5 American Dog Breeds And What They Were Bred For

We have fallen in love with the shepherds of Germany, the setters of Ireland, and the Labrador retrievers of Canada. But which lovable dog breeds originated in the United States?

Here are 5 types of pooches that were made in the USA, and their specialties:

Australian Shepherd

A trickster, this one! Despite its name, the Australian Shepherd breed actually originated in the western United States. Originally bred to herd livestock, Australian Shepherds remain faithful working dogs today, and are happiest when there is a task with their name on it. If you don’t have a flock of sheep baa-ing around your backyard, it’s quite alright; these dogs excel at and enjoy many other activities, such as retrieving, guarding, dog agility, competitive obedience and performing tricks. For MORE info. on dog agility read THIS.

American Water Spaniel

Though a rare breed outside of the Great Lakes region, with only about 3,000 total in existence, the American Water spaniel is Wisconsin’s official state dog. Bred for bird flushing and retrieving (particularly from small boats), American water spaniels are intelligent, eager to please, and, as their name suggests, huge water lovers. For MORE info. on dog water safety read THIS.

Black-and-Tan Coonhound

Black-and-tan coonhounds were bred to be working, hunting dogs. A breed that dates back to the 1700s, the courageous coonhound is proficient at hunting big game, like deer and elk, but their primary function is trailing raccoon. This passionate and dedicated worker dog can withstand difficult terrain and tolerate the rigors of winter as well as the intense summers, making it a great asset to hunters. But, let’s be honest, as even-tempered, friendly and adorable breeds, anyone who has a coonhound will tell you they make exemplary house pets—as long as they get their exercise!

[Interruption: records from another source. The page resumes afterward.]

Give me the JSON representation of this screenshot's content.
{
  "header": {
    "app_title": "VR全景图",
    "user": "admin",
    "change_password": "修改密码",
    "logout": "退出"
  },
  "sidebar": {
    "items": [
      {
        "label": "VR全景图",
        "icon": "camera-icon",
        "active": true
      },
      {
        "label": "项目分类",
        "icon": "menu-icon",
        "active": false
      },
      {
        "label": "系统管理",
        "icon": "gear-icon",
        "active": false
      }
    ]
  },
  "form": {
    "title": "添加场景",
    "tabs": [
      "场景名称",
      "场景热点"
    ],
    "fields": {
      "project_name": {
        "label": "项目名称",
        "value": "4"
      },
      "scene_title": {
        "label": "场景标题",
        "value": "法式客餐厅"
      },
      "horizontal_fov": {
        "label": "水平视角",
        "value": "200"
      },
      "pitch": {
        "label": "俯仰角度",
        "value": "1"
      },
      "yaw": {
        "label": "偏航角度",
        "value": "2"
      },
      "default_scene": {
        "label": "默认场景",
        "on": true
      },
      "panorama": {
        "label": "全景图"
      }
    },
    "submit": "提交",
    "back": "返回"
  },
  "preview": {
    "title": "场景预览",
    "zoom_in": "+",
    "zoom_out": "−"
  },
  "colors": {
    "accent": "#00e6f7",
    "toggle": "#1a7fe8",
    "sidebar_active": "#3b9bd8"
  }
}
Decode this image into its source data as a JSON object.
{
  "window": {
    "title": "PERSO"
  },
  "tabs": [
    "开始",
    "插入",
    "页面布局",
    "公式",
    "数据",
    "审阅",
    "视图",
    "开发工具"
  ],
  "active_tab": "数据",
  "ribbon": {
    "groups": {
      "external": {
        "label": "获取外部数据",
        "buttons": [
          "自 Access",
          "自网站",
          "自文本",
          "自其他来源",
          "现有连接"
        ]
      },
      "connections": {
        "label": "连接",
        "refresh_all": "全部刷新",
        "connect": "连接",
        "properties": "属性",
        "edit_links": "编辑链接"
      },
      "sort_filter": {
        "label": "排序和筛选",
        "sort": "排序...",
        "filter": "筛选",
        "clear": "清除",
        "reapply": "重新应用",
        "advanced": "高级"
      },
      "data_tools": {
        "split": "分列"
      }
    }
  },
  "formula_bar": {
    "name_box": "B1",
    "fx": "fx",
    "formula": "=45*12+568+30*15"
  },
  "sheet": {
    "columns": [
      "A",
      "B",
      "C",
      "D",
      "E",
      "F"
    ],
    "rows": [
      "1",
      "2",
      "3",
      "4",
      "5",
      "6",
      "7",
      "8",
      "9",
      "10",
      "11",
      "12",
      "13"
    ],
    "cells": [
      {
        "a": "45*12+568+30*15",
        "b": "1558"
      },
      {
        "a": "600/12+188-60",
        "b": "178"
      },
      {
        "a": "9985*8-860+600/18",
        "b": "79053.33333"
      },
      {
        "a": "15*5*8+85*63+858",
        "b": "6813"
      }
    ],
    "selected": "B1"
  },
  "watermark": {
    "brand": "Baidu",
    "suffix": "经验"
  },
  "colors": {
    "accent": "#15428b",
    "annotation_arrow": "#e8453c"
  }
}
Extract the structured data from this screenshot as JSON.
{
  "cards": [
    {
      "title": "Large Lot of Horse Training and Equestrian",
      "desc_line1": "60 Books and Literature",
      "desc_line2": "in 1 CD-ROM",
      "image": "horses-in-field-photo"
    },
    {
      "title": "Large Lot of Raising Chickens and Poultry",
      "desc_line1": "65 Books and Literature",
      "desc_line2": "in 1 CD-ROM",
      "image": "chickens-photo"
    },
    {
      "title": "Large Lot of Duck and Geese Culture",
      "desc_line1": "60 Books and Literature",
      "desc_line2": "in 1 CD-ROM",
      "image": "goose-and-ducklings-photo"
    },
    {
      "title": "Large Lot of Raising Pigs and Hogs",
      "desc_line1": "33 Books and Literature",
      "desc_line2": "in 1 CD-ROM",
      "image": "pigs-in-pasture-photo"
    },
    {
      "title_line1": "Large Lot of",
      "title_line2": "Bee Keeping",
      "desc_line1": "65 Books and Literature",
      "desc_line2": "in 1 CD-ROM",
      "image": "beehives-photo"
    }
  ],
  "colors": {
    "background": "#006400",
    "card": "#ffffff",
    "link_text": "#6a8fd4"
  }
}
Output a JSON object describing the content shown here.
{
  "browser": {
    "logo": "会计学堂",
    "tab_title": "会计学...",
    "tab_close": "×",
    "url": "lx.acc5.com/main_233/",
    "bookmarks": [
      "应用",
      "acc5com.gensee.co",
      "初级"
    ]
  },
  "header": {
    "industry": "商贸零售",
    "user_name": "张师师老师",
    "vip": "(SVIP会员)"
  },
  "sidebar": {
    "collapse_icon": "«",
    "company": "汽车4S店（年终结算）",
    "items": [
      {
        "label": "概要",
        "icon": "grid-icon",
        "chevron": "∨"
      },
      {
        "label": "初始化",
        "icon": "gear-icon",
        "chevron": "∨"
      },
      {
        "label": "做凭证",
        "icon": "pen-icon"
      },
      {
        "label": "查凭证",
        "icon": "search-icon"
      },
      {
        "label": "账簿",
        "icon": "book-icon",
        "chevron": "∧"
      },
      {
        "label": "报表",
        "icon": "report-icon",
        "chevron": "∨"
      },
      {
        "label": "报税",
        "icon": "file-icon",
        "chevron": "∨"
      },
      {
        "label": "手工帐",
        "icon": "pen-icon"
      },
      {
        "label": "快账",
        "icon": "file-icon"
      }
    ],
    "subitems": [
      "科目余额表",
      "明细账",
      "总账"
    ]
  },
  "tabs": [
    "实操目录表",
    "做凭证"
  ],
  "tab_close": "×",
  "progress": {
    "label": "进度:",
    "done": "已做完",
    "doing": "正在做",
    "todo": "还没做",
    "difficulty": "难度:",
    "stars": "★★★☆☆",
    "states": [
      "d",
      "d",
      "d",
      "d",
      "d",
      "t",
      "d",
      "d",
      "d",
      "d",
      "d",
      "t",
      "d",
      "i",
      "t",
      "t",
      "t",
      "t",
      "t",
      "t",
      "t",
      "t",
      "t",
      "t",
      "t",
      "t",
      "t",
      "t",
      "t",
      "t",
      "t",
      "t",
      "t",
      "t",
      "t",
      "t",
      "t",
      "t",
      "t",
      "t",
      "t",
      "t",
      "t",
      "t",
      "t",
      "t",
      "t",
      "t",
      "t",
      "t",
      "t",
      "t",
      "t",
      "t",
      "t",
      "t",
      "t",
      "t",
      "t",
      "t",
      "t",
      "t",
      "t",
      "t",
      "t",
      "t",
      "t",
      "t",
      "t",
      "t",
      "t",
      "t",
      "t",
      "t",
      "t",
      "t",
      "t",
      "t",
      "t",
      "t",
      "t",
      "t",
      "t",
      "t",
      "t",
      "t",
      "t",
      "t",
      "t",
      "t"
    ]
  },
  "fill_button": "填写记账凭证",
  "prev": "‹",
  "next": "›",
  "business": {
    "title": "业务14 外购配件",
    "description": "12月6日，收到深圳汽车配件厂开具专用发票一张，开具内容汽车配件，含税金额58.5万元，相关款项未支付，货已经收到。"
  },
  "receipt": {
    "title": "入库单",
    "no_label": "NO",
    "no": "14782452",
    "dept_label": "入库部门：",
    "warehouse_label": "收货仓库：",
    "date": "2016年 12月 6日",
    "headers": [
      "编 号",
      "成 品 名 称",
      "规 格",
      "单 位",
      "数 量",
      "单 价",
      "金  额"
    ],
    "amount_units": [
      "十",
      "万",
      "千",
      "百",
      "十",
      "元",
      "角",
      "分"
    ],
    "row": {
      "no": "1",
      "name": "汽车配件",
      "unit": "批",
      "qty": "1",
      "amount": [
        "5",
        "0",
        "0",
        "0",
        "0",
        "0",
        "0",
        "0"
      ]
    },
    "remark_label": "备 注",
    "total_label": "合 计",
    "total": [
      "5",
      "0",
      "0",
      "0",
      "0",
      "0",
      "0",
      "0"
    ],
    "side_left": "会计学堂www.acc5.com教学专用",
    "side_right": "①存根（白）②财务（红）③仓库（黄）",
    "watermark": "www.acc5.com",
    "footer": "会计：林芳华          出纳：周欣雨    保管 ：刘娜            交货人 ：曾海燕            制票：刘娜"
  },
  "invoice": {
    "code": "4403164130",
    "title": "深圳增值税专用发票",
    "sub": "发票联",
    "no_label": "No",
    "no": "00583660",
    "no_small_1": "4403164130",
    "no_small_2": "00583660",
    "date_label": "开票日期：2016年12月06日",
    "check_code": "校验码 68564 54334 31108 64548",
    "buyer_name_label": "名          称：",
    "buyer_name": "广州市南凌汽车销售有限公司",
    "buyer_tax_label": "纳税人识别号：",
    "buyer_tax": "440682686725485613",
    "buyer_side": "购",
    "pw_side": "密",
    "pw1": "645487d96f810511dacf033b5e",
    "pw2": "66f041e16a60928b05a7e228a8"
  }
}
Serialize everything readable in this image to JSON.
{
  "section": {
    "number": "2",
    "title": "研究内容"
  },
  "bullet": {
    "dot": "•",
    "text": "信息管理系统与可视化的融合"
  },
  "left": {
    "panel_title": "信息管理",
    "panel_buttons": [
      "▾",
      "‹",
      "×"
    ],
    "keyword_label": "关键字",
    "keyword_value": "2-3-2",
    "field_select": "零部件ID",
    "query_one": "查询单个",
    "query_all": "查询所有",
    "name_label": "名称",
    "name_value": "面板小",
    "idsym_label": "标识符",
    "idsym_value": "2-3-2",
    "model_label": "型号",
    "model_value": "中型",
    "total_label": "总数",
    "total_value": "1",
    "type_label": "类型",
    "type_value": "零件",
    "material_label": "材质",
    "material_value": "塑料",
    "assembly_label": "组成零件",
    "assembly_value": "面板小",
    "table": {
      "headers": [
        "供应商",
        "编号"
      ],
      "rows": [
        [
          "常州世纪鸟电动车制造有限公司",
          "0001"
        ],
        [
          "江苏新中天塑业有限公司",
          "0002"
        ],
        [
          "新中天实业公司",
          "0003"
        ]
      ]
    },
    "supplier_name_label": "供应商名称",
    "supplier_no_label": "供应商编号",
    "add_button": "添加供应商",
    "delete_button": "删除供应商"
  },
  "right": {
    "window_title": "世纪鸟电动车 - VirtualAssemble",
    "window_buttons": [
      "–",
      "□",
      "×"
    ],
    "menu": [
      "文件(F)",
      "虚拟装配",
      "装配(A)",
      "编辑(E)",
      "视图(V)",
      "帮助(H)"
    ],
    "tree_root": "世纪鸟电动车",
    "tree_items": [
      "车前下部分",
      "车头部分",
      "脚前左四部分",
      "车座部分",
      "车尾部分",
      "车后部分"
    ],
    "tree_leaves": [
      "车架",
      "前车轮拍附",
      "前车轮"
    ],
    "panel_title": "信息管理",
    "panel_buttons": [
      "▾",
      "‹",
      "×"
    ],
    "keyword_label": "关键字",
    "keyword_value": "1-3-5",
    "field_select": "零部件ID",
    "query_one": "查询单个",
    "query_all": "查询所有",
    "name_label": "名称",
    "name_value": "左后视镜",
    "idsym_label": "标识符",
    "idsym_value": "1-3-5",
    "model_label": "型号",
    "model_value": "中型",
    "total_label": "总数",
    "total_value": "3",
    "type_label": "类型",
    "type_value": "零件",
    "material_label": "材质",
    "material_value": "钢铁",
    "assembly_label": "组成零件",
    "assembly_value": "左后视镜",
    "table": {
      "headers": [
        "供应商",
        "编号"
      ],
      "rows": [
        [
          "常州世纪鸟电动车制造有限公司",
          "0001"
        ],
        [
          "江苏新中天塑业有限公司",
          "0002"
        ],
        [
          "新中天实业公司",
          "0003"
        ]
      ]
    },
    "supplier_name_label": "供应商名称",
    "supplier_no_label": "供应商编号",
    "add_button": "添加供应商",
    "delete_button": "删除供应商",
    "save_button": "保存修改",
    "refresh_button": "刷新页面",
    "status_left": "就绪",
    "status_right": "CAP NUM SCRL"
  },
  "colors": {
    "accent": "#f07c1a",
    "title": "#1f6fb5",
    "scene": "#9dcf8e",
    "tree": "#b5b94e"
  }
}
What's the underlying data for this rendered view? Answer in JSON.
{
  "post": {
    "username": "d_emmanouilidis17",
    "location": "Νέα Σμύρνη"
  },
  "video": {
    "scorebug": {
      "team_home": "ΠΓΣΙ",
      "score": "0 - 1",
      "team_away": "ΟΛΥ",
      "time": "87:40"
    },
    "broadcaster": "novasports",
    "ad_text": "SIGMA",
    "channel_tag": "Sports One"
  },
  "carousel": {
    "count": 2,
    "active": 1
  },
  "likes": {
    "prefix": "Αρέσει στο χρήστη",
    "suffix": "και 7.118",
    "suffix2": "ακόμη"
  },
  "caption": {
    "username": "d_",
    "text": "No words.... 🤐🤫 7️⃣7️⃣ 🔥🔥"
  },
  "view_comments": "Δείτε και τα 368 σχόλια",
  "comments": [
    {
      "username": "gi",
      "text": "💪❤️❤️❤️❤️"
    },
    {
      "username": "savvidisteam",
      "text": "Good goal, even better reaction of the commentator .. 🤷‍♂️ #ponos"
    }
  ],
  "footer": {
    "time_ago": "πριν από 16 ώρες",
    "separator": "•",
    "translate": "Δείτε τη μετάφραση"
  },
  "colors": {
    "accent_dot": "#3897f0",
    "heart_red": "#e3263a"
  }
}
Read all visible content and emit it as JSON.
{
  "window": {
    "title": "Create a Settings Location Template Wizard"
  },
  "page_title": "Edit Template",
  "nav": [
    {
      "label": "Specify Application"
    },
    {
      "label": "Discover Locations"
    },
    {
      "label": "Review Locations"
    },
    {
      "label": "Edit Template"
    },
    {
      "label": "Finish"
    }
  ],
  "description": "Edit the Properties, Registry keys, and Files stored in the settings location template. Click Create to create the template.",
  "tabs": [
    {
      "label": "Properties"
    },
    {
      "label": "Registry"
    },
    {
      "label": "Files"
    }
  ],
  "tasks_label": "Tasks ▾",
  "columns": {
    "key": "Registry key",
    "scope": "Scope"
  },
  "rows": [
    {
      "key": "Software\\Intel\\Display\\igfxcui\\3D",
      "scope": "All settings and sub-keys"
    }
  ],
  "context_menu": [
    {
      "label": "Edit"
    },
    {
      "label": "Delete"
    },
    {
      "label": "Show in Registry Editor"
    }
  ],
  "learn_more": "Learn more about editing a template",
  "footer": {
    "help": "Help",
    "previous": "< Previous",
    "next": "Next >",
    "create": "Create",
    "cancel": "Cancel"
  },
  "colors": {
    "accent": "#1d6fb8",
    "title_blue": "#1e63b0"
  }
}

Maryland Chesapeake Bay Retriever

As with the coonhound, Maryland Chesapeake Bay retrievers are also working dogs. Declared Maryland’s state dog in 1964, they were bred to help hunters recover waterfowl in the choppy, icy waters of the Chesapeake Bay—capable of retrieving up to 200 ducks per day! Ice breaking, wind endurance and long swims in freezing waters are all part of the job for this powerful breed. It’s their double coats that protect them from the winter elements, and their brownish, grassy coloring that allows them to easily camouflage in hunting environments. Owners of this breed would do right by the dog (not to mention have fun themselves) taking their pet on a real hunting trip to hone its skills and stimulate its natural abilities. But don’t forget to get your hunting license first!

Boston Terrier

“Work, schmerk,” says the Boston Terrier. These non-sporting dogs (one of the first breeds to be named as such in the U.S.) are born to look good. Dapper and charming in its tuxedo markings, the Boston Terrier is nicknamed the “American Gentleman” for a reason. Intelligent and affectionate today, you’d never know that originally, in the late 1800s, Boston Terriers were actually bred for pit fighting. But people—er, dogs—really can change. Long ago swapping dog aggression for sophistication, Boston Terriers today are gentle, loving companions. And with their signature black-tie-affair look, they’ll always win best dressed wherever you go.